-- Problem requirements --
All entries are to be given again verbatim.

(Data records for software interfaces)
☆ ☆ ☆

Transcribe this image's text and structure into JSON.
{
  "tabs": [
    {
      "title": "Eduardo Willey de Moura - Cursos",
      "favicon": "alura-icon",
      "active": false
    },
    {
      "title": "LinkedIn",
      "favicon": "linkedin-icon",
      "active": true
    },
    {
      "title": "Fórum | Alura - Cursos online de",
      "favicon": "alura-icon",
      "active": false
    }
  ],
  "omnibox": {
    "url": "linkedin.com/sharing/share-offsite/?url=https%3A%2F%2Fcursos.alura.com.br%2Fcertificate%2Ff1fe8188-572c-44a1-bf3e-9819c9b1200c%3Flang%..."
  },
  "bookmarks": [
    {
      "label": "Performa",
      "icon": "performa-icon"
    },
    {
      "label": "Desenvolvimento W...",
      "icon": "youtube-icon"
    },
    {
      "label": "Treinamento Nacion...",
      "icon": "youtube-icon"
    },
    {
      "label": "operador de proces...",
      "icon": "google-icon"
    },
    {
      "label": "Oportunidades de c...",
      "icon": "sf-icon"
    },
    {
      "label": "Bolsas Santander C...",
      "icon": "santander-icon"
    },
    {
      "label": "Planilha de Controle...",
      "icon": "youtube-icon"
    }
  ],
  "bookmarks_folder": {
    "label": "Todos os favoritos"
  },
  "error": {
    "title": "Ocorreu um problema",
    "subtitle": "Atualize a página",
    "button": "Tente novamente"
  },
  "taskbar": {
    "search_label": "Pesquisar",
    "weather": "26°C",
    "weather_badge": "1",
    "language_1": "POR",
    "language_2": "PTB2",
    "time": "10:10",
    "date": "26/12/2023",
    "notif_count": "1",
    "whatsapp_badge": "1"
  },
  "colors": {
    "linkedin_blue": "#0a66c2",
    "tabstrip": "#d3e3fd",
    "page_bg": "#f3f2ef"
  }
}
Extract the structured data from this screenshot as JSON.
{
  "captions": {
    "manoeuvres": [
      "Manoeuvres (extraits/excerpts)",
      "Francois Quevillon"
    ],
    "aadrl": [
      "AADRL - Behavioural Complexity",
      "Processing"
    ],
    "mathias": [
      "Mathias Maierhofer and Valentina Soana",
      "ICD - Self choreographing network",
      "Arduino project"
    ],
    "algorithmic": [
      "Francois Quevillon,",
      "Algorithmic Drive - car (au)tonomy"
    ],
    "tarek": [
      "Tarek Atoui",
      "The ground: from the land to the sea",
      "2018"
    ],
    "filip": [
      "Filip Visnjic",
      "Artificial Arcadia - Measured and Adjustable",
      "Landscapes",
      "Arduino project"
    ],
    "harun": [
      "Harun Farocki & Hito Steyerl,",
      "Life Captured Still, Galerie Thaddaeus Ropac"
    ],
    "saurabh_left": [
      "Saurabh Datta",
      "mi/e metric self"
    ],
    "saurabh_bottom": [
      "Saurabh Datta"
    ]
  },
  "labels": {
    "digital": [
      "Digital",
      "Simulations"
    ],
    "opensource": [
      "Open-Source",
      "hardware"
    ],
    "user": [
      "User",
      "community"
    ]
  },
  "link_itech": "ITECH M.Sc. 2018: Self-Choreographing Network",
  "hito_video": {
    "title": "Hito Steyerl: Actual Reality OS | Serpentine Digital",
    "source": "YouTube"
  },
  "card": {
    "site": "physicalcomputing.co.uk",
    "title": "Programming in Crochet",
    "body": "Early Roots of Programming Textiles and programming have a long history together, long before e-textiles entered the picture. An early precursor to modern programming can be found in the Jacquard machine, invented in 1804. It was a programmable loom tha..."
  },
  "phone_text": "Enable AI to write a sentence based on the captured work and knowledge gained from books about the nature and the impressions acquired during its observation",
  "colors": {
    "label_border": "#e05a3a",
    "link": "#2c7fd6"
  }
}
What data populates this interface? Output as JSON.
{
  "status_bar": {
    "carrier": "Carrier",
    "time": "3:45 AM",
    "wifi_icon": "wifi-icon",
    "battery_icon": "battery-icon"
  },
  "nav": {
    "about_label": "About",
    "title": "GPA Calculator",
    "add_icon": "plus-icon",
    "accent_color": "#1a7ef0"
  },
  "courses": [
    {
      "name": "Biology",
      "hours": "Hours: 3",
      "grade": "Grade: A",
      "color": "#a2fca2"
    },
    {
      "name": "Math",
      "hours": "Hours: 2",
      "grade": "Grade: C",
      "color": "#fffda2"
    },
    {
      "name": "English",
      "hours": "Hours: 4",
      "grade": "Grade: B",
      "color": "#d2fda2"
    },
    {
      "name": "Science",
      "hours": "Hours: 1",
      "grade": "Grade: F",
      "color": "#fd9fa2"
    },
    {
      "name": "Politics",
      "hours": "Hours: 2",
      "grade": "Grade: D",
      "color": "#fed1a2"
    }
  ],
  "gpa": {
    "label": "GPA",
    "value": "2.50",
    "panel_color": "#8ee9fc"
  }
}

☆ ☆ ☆

-- Output for this task --
Transcribe this image's text and structure into JSON.
{
  "tabs": [
    {
      "title": "Eduardo Willey de Moura - Cursos",
      "favicon": "alura-icon",
      "active": false
    },
    {
      "title": "LinkedIn",
      "favicon": "linkedin-icon",
      "active": true
    },
    {
      "title": "Fórum | Alura - Cursos online de",
      "favicon": "alura-icon",
      "active": false
    }
  ],
  "omnibox": {
    "url": "linkedin.com/sharing/share-offsite/?url=https%3A%2F%2Fcursos.alura.com.br%2Fcertificate%2Ff1fe8188-572c-44a1-bf3e-9819c9b1200c%3Flang%..."
  },
  "bookmarks": [
    {
      "label": "Performa",
      "icon": "performa-icon"
    },
    {
      "label": "Desenvolvimento W...",
      "icon": "youtube-icon"
    },
    {
      "label": "Treinamento Nacion...",
      "icon": "youtube-icon"
    },
    {
      "label": "operador de proces...",
      "icon": "google-icon"
    },
    {
      "label": "Oportunidades de c...",
      "icon": "sf-icon"
    },
    {
      "label": "Bolsas Santander C...",
      "icon": "santander-icon"
    },
    {
      "label": "Planilha de Controle...",
      "icon": "youtube-icon"
    }
  ],
  "bookmarks_folder": {
    "label": "Todos os favoritos"
  },
  "error": {
    "title": "Ocorreu um problema",
    "subtitle": "Atualize a página",
    "button": "Tente novamente"
  },
  "taskbar": {
    "search_label": "Pesquisar",
    "weather": "26°C",
    "weather_badge": "1",
    "language_1": "POR",
    "language_2": "PTB2",
    "time": "10:10",
    "date": "26/12/2023",
    "notif_count": "1",
    "whatsapp_badge": "1"
  },
  "colors": {
    "linkedin_blue": "#0a66c2",
    "tabstrip": "#d3e3fd",
    "page_bg": "#f3f2ef"
  }
}
Extract the structured data from this screenshot as JSON.
{
  "captions": {
    "manoeuvres": [
      "Manoeuvres (extraits/excerpts)",
      "Francois Quevillon"
    ],
    "aadrl": [
      "AADRL - Behavioural Complexity",
      "Processing"
    ],
    "mathias": [
      "Mathias Maierhofer and Valentina Soana",
      "ICD - Self choreographing network",
      "Arduino project"
    ],
    "algorithmic": [
      "Francois Quevillon,",
      "Algorithmic Drive - car (au)tonomy"
    ],
    "tarek": [
      "Tarek Atoui",
      "The ground: from the land to the sea",
      "2018"
    ],
    "filip": [
      "Filip Visnjic",
      "Artificial Arcadia - Measured and Adjustable",
      "Landscapes",
      "Arduino project"
    ],
    "harun": [
      "Harun Farocki & Hito Steyerl,",
      "Life Captured Still, Galerie Thaddaeus Ropac"
    ],
    "saurabh_left": [
      "Saurabh Datta",
      "mi/e metric self"
    ],
    "saurabh_bottom": [
      "Saurabh Datta"
    ]
  },
  "labels": {
    "digital": [
      "Digital",
      "Simulations"
    ],
    "opensource": [
      "Open-Source",
      "hardware"
    ],
    "user": [
      "User",
      "community"
    ]
  },
  "link_itech": "ITECH M.Sc. 2018: Self-Choreographing Network",
  "hito_video": {
    "title": "Hito Steyerl: Actual Reality OS | Serpentine Digital",
    "source": "YouTube"
  },
  "card": {
    "site": "physicalcomputing.co.uk",
    "title": "Programming in Crochet",
    "body": "Early Roots of Programming Textiles and programming have a long history together, long before e-textiles entered the picture. An early precursor to modern programming can be found in the Jacquard machine, invented in 1804. It was a programmable loom tha..."
  },
  "phone_text": "Enable AI to write a sentence based on the captured work and knowledge gained from books about the nature and the impressions acquired during its observation",
  "colors": {
    "label_border": "#e05a3a",
    "link": "#2c7fd6"
  }
}
What data populates this interface? Output as JSON.
{
  "status_bar": {
    "carrier": "Carrier",
    "time": "3:45 AM",
    "wifi_icon": "wifi-icon",
    "battery_icon": "battery-icon"
  },
  "nav": {
    "about_label": "About",
    "title": "GPA Calculator",
    "add_icon": "plus-icon",
    "accent_color": "#1a7ef0"
  },
  "courses": [
    {
      "name": "Biology",
      "hours": "Hours: 3",
      "grade": "Grade: A",
      "color": "#a2fca2"
    },
    {
      "name": "Math",
      "hours": "Hours: 2",
      "grade": "Grade: C",
      "color": "#fffda2"
    },
    {
      "name": "English",
      "hours": "Hours: 4",
      "grade": "Grade: B",
      "color": "#d2fda2"
    },
    {
      "name": "Science",
      "hours": "Hours: 1",
      "grade": "Grade: F",
      "color": "#fd9fa2"
    },
    {
      "name": "Politics",
      "hours": "Hours: 2",
      "grade": "Grade: D",
      "color": "#fed1a2"
    }
  ],
  "gpa": {
    "label": "GPA",
    "value": "2.50",
    "panel_color": "#8ee9fc"
  }
}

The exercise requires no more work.